- Being neighborly. If you don’t have breakfast provided, room service, or a minibar, it forces you to get out and about where you’re staying (grocery store, package shop, restaurant, etc.). Amsterdam is a perfect example for this, and we have a few favorite places that we continue to patron over the years. I enjoy interacting with these local businesses, and its part of the appeal of an Airbnb stay.
- Save on accommodation budget = more money to spend on food. Sometimes it comes down to simple math. Of course, maybe you don’t want to spend your extra money on fine dining as I do, but for our recent trip to Amsterdam, I canceled a hotel reservation for an Airbnb and ended up saving us about 400EUR. The cost of the one bedroom apartment we’re staying in would retail for considerably more if we were in a hotel. I find this to be the case most of the time. Unless you have tons of points saved up, my vacation budget goes much further with Airbnb.
- Traveling with friends or family. One of the most memorable trips we had was a visit to Copenhagen, booked last minute a few years ago. With hotels being a bit pricey, we found a two bedroom apartment that completely fit our needs. Guess what? We got to spend a lot more time together and saved money by dining in the flat more often than not. While it can depend on your level of closeness, this was also how we maximized a trip to Ojai with my parents a few years ago. As an expat with sometimes only precious days to spend with family, booking an apartment (or house) can be the best use of time (just ask the 12 of us who crashed at a house in Orlando for a friend’s wedding a few years ago).
Stay in a Hotel
- 1-2 nights. If we’re in a place for only one or two nights, it’s not worth the effort of connecting with a host to check in and out, etc. of an Airbnb property. In these instances, I prefer the easy in, easy out of a hotel.
- Three words: treat yo self. Although it depends on the trip, for vacations around our respective birthdays (or anniversaries), we tend to stay in hotels. Although Hubs is usually embarrassed, mentioning our celebrations have yielded anything from room upgrades to bottles of bubbles. While I love Airbnb hosts, these little extras just usually don’t happen.
- If the hotel is the destination. I love hotels. (Don’t believe me? I wrote a novel about one!) There are numerous hotels around the world that I just kind of look at and sigh and dream of a night spent in sophistication. In essence, the trip would be based on maximizing the features of the hotel (be it for design, location, or general luxury).
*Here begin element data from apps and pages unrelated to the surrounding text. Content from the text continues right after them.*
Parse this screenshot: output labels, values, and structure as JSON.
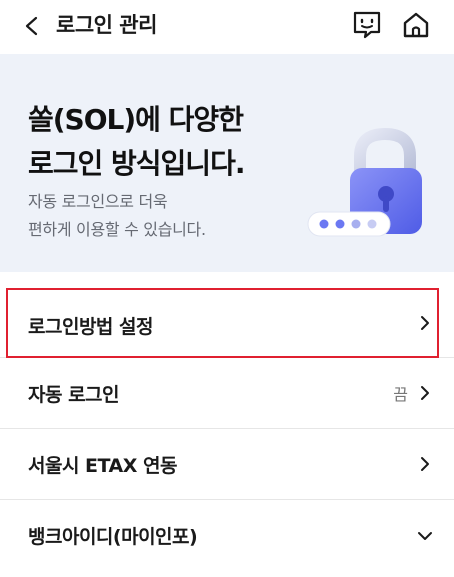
{
  "header": {
    "title": "로그인 관리",
    "icons": {
      "back": "chevron-left-icon",
      "chat": "chat-bubble-icon",
      "home": "home-icon"
    }
  },
  "hero": {
    "title_line1": "쏠(SOL)에 다양한",
    "title_line2": "로그인 방식입니다.",
    "subtitle_line1": "자동 로그인으로 더욱",
    "subtitle_line2": "편하게 이용할 수 있습니다.",
    "illustration": "padlock-password-icon"
  },
  "menu": {
    "items": [
      {
        "label": "로그인방법 설정",
        "value": "",
        "chevron": "chevron-right-icon"
      },
      {
        "label": "자동 로그인",
        "value": "끔",
        "chevron": "chevron-right-icon"
      },
      {
        "label": "서울시 ETAX 연동",
        "value": "",
        "chevron": "chevron-right-icon"
      },
      {
        "label": "뱅크아이디(마이인포)",
        "value": "",
        "chevron": "chevron-down-icon"
      }
    ]
  },
  "colors": {
    "hero_bg": "#eef2f9",
    "accent": "#6b78f2",
    "highlight": "#e02030"
  }
}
- If the destination is a beach. While a beach house might be fun to split with friends and family, for recent destinations (Maldives, Sri Lanka, Bali), I’ve thoroughly leaned into a hotel with a pool and beach access. While I’ve had friends stay at self-catering options in these locations, for me, I enjoy a good sun lounger, fresh towels, and strong wifi signal.
- Two words: club room. Although technically a sub category of ‘treat yo self,’ I will pretty much do whatever it takes to stay in this category of room. The benefits are usually well above what’s advertised.
- If I’m traveling by myself. Don’t get me wrong, I’ve stayed in a few Airbnbs on my own (most recently in Rome), however, in certain cities, I would definitely prefer the relative safety of a hotel.
- Weird flight timing. There will always be trips where the flight times don’t quite lend themselves towards an apartment. Sometimes it’s better to be in a hotel that can store luggage or grant a late checkout. Similarly, if flying in early, negotiating an early check for that first hot shower and a comfy bed is often rewarding.
So, where are you staying next? How did you come to that decision?
And just in case you haven’t already, feel free to use my code when signing up for Airbnb: www.airbnb.com/c/cbrandt3